In the event that the .htaccess file was not the reason why your site is out of reach, then let’s continue with the following steps.
Expand the PHP Memory Limit
Sometimes reaching the limit of your PHP memory may cause internal server error. One way to increae the memory limit includes the following steps:
- 1. Create a blank text file and name it php.ini
- 2. Paste the message memory=64MB in there.
- 3. Save the file.
- 4. Go to the FTP client and upload the file to the /wp-admin/ folder.
Several users whose sites were down due to the same problem have shared that the completion of the above steps helped them to debug it.
Beware that this fix is a temporary solution. You still need to find out exactly what forced the site to reach its memory limit. Chances are that there is a poorly coded plugin or an outdated theme functionality that is wreaking havoc.
The best approach, in this case, is to contact the support of your WordPress web hosting company and ask their representative to check out the server logs for you. They are likely to be able to share accurate and informative diagnostics.
Deactivate All Installed Plugins
Here we are three steps ahead and the 500 Internal Server Error still with us. This probably means that the reason is related to the performance of a plugin installed on the site. Or it could even be a deadly combination of plugins that somehow ended up quarreling. Sadly, this could be identified the hard way only.
First, you need to deactivate all WordPress plugins simultaneously. One way to do this is:
- 1. Go to the WP-Admin pannel.
- 2. Click Plugins.
- 3. Go to the Installed section and select all plugins.
- 4. From the Bulk actions drop down menu select the Deactivate option.
- 5. Click Apply.
In case you don’t have access to the WP-Admin area here is what you can do:
- 1. Go download and install an FTP client software like FileZilla. Or use one of your choice.
- 2. Connect the FTP client to your site.
- 3. When the process is ready, navigate to the /wp-content/ folder.
- 4. Select the folder called Plugins. It contains all plugins installed on your site.
- 5. Right-click on the Plugins folder and select Rename.
- 6. Change the name of the folder and this will deactivate all installed plugins.
This method will automatically disable all installed plugins. When WordPress isn’t able to find the folder called plugins, it doesn’t load any plugin-related files.

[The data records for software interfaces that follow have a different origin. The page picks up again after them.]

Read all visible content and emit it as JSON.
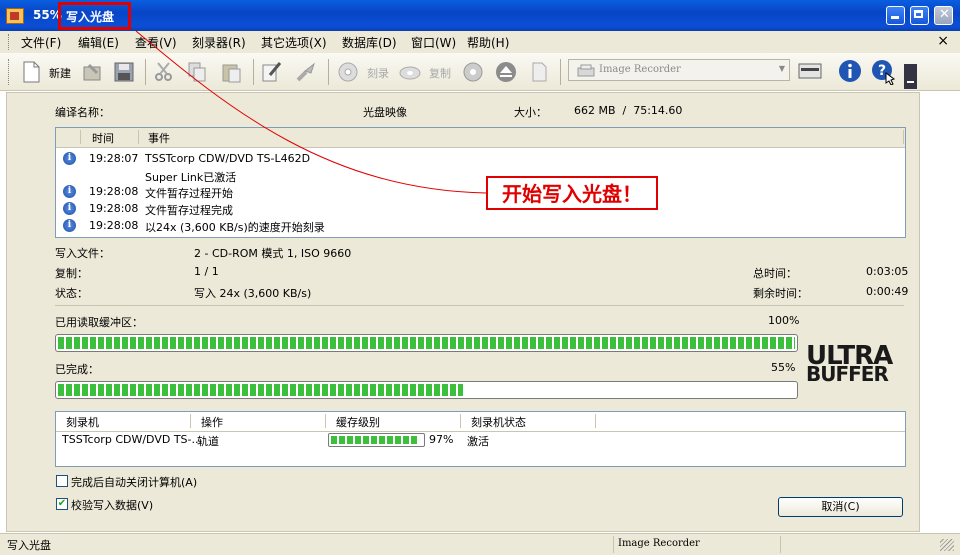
{
  "window": {
    "percent": "55%",
    "title": "写入光盘"
  },
  "menu": {
    "items": [
      "文件(F)",
      "编辑(E)",
      "查看(V)",
      "刻录器(R)",
      "其它选项(X)",
      "数据库(D)",
      "窗口(W)",
      "帮助(H)"
    ],
    "close": "×"
  },
  "toolbar": {
    "new_label": "新建",
    "burn_label": "刻录",
    "copy_label": "复制",
    "recorder": "Image Recorder"
  },
  "compile": {
    "name_label": "编译名称：",
    "name_value": "光盘映像",
    "size_label": "大小：",
    "size_value": "662 MB  /  75:14.60"
  },
  "log": {
    "columns": [
      "时间",
      "事件"
    ],
    "rows": [
      {
        "time": "19:28:07",
        "event": "TSSTcorp CDW/DVD TS-L462D"
      },
      {
        "time": "",
        "event": "Super Link已激活"
      },
      {
        "time": "19:28:08",
        "event": "文件暂存过程开始"
      },
      {
        "time": "19:28:08",
        "event": "文件暂存过程完成"
      },
      {
        "time": "19:28:08",
        "event": "以24x (3,600 KB/s)的速度开始刻录"
      }
    ]
  },
  "details": {
    "write_file_label": "写入文件：",
    "write_file_value": "2 - CD-ROM 模式 1, ISO 9660",
    "copy_label": "复制：",
    "copy_value": "1 / 1",
    "status_label": "状态：",
    "status_value": "写入 24x (3,600 KB/s)",
    "total_time_label": "总时间：",
    "total_time_value": "0:03:05",
    "remaining_label": "剩余时间：",
    "remaining_value": "0:00:49"
  },
  "buffer": {
    "label": "已用读取缓冲区：",
    "percent_text": "100%",
    "fraction": 1.0
  },
  "completed": {
    "label": "已完成：",
    "percent_text": "55%",
    "fraction": 0.55
  },
  "logo": {
    "line1": "ULTRA",
    "line2": "BUFFER"
  },
  "recorders": {
    "columns": [
      "刻录机",
      "操作",
      "缓存级别",
      "刻录机状态"
    ],
    "row": {
      "recorder": "TSSTcorp CDW/DVD TS-...",
      "operation": "轨道",
      "cache_text": "97%",
      "cache_fraction": 0.97,
      "status": "激活"
    }
  },
  "options": {
    "shutdown_label": "完成后自动关闭计算机(A)",
    "shutdown_checked": false,
    "verify_label": "校验写入数据(V)",
    "verify_checked": true
  },
  "cancel_label": "取消(C)",
  "statusbar": {
    "left": "写入光盘",
    "center": "Image Recorder"
  },
  "annotation": {
    "text": "开始写入光盘！"
  },
  "colors": {
    "titlebar": "#0a5ee0",
    "progress": "#3cbf3c",
    "annotation": "#e00000",
    "face": "#ece9d8"
  }
}
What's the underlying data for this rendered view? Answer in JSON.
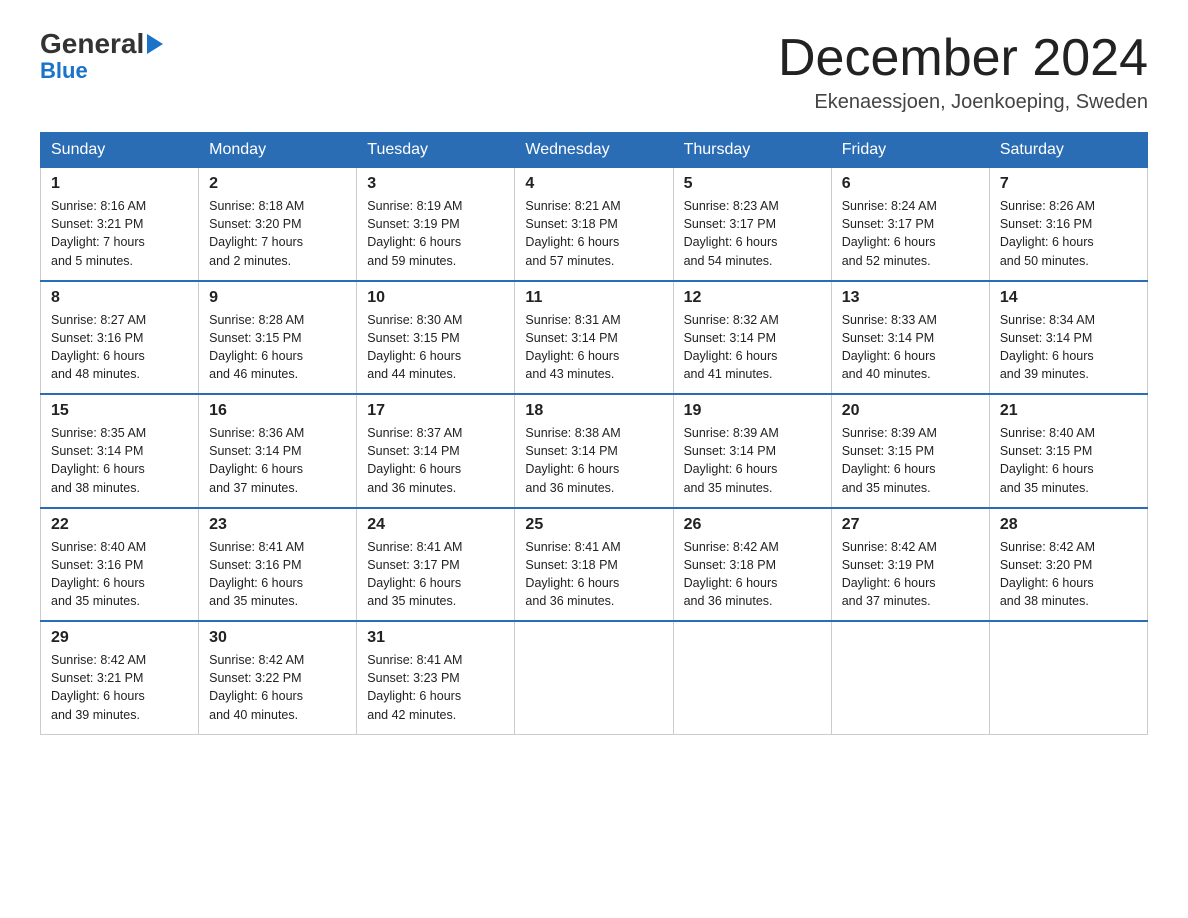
{
  "header": {
    "logo_general": "General",
    "logo_blue": "Blue",
    "month_year": "December 2024",
    "location": "Ekenaessjoen, Joenkoeping, Sweden"
  },
  "days_of_week": [
    "Sunday",
    "Monday",
    "Tuesday",
    "Wednesday",
    "Thursday",
    "Friday",
    "Saturday"
  ],
  "weeks": [
    [
      {
        "day": "1",
        "sunrise": "8:16 AM",
        "sunset": "3:21 PM",
        "daylight": "7 hours and 5 minutes."
      },
      {
        "day": "2",
        "sunrise": "8:18 AM",
        "sunset": "3:20 PM",
        "daylight": "7 hours and 2 minutes."
      },
      {
        "day": "3",
        "sunrise": "8:19 AM",
        "sunset": "3:19 PM",
        "daylight": "6 hours and 59 minutes."
      },
      {
        "day": "4",
        "sunrise": "8:21 AM",
        "sunset": "3:18 PM",
        "daylight": "6 hours and 57 minutes."
      },
      {
        "day": "5",
        "sunrise": "8:23 AM",
        "sunset": "3:17 PM",
        "daylight": "6 hours and 54 minutes."
      },
      {
        "day": "6",
        "sunrise": "8:24 AM",
        "sunset": "3:17 PM",
        "daylight": "6 hours and 52 minutes."
      },
      {
        "day": "7",
        "sunrise": "8:26 AM",
        "sunset": "3:16 PM",
        "daylight": "6 hours and 50 minutes."
      }
    ],
    [
      {
        "day": "8",
        "sunrise": "8:27 AM",
        "sunset": "3:16 PM",
        "daylight": "6 hours and 48 minutes."
      },
      {
        "day": "9",
        "sunrise": "8:28 AM",
        "sunset": "3:15 PM",
        "daylight": "6 hours and 46 minutes."
      },
      {
        "day": "10",
        "sunrise": "8:30 AM",
        "sunset": "3:15 PM",
        "daylight": "6 hours and 44 minutes."
      },
      {
        "day": "11",
        "sunrise": "8:31 AM",
        "sunset": "3:14 PM",
        "daylight": "6 hours and 43 minutes."
      },
      {
        "day": "12",
        "sunrise": "8:32 AM",
        "sunset": "3:14 PM",
        "daylight": "6 hours and 41 minutes."
      },
      {
        "day": "13",
        "sunrise": "8:33 AM",
        "sunset": "3:14 PM",
        "daylight": "6 hours and 40 minutes."
      },
      {
        "day": "14",
        "sunrise": "8:34 AM",
        "sunset": "3:14 PM",
        "daylight": "6 hours and 39 minutes."
      }
    ],
    [
      {
        "day": "15",
        "sunrise": "8:35 AM",
        "sunset": "3:14 PM",
        "daylight": "6 hours and 38 minutes."
      },
      {
        "day": "16",
        "sunrise": "8:36 AM",
        "sunset": "3:14 PM",
        "daylight": "6 hours and 37 minutes."
      },
      {
        "day": "17",
        "sunrise": "8:37 AM",
        "sunset": "3:14 PM",
        "daylight": "6 hours and 36 minutes."
      },
      {
        "day": "18",
        "sunrise": "8:38 AM",
        "sunset": "3:14 PM",
        "daylight": "6 hours and 36 minutes."
      },
      {
        "day": "19",
        "sunrise": "8:39 AM",
        "sunset": "3:14 PM",
        "daylight": "6 hours and 35 minutes."
      },
      {
        "day": "20",
        "sunrise": "8:39 AM",
        "sunset": "3:15 PM",
        "daylight": "6 hours and 35 minutes."
      },
      {
        "day": "21",
        "sunrise": "8:40 AM",
        "sunset": "3:15 PM",
        "daylight": "6 hours and 35 minutes."
      }
    ],
    [
      {
        "day": "22",
        "sunrise": "8:40 AM",
        "sunset": "3:16 PM",
        "daylight": "6 hours and 35 minutes."
      },
      {
        "day": "23",
        "sunrise": "8:41 AM",
        "sunset": "3:16 PM",
        "daylight": "6 hours and 35 minutes."
      },
      {
        "day": "24",
        "sunrise": "8:41 AM",
        "sunset": "3:17 PM",
        "daylight": "6 hours and 35 minutes."
      },
      {
        "day": "25",
        "sunrise": "8:41 AM",
        "sunset": "3:18 PM",
        "daylight": "6 hours and 36 minutes."
      },
      {
        "day": "26",
        "sunrise": "8:42 AM",
        "sunset": "3:18 PM",
        "daylight": "6 hours and 36 minutes."
      },
      {
        "day": "27",
        "sunrise": "8:42 AM",
        "sunset": "3:19 PM",
        "daylight": "6 hours and 37 minutes."
      },
      {
        "day": "28",
        "sunrise": "8:42 AM",
        "sunset": "3:20 PM",
        "daylight": "6 hours and 38 minutes."
      }
    ],
    [
      {
        "day": "29",
        "sunrise": "8:42 AM",
        "sunset": "3:21 PM",
        "daylight": "6 hours and 39 minutes."
      },
      {
        "day": "30",
        "sunrise": "8:42 AM",
        "sunset": "3:22 PM",
        "daylight": "6 hours and 40 minutes."
      },
      {
        "day": "31",
        "sunrise": "8:41 AM",
        "sunset": "3:23 PM",
        "daylight": "6 hours and 42 minutes."
      },
      null,
      null,
      null,
      null
    ]
  ],
  "labels": {
    "sunrise": "Sunrise:",
    "sunset": "Sunset:",
    "daylight": "Daylight:"
  }
}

Once you complete all actions listed above you should try to load your site again. If it loads normally, great, you can proceed with the next step of this chapter. If it does not, you should rename the folder to Plugins again and check for our other fixes.
If you are sure that a plugin is causing the HTTP error 500 to appear in the browser, then you have to figure out which one is problematic. For this purpose, you have to activate one plugin at a time and check the behavior of your site. By doing this you can eventually understand which one breaks the site.
- 1. Go back to the WordPress admin area.
- 2. Select Plugins.
- 3. Start reactivating them one by one.
- 4. Identify the problematic one.
- 5. Deactivate and delete it.
- 6. Report the error to the plugin author to support the community of other site owners who are using the same plugin.
Don’t forget to try to clear the cache collected by the caching plugin, if you use one. This may also solve the problem.
Contact Your Web Hosting Support Team
If you have completed all steps above and still need a fix for the 500 Internal Server problem, we suggest that you contact your host provider. Explain to the support team what you have done till now, you can share this article if you want to show them the steps you tried, and ask them for further help. They’ll surely appreciate your effort as it will enable them to locate and fix the issue a lot faster.
As you see the internal server error is a problem that has various triggers. Hence, its solution may sometimes be a time-consuming process. We hope that the guide above helped you to figure out what was wrong and eventually got your site back on track.